── The input
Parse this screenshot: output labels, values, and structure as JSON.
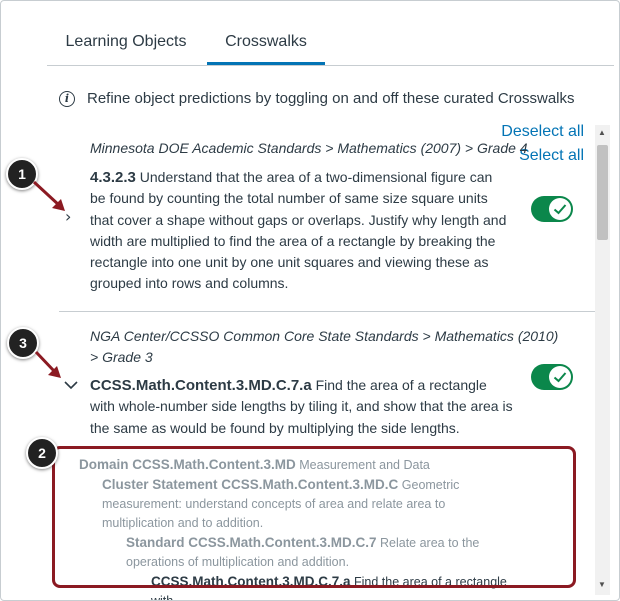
{
  "tabs": {
    "learning_objects": "Learning Objects",
    "crosswalks": "Crosswalks"
  },
  "info_text": "Refine object predictions by toggling on and off these curated Crosswalks",
  "actions": {
    "deselect_all": "Deselect all",
    "select_all": "Select all"
  },
  "crosswalks": [
    {
      "breadcrumb": "Minnesota DOE Academic Standards > Mathematics (2007) > Grade 4",
      "code": "4.3.2.3",
      "description": "Understand that the area of a two-dimensional figure can be found by counting the total number of same size square units that cover a shape without gaps or overlaps. Justify why length and width are multiplied to find the area of a rectangle by breaking the rectangle into one unit by one unit squares and viewing these as grouped into rows and columns.",
      "toggle_on": true,
      "expanded": false
    },
    {
      "breadcrumb_line1": "NGA Center/CCSSO Common Core State Standards > Mathematics (2010)",
      "breadcrumb_line2": "> Grade 3",
      "code": "CCSS.Math.Content.3.MD.C.7.a",
      "description": "Find the area of a rectangle with whole-number side lengths by tiling it, and show that the area is the same as would be found by multiplying the side lengths.",
      "toggle_on": true,
      "expanded": true,
      "hierarchy": {
        "domain_label": "Domain CCSS.Math.Content.3.MD",
        "domain_desc": "Measurement and Data",
        "cluster_label": "Cluster Statement CCSS.Math.Content.3.MD.C",
        "cluster_desc": "Geometric measurement: understand concepts of area and relate area to multiplication and to addition.",
        "standard_label": "Standard CCSS.Math.Content.3.MD.C.7",
        "standard_desc": "Relate area to the operations of multiplication and addition.",
        "item_label": "CCSS.Math.Content.3.MD.C.7.a",
        "item_desc": "Find the area of a rectangle with"
      }
    }
  ],
  "callouts": [
    "1",
    "2",
    "3"
  ],
  "colors": {
    "accent": "#0374b5",
    "toggle": "#0b874b",
    "callout_border": "#8b1a22"
  }
}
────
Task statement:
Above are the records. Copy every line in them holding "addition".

Output of the task:
        "cluster_desc": "Geometric measurement: understand concepts of area and relate area to multiplication and to addition.",
        "standard_desc": "Relate area to the operations of multiplication and addition.",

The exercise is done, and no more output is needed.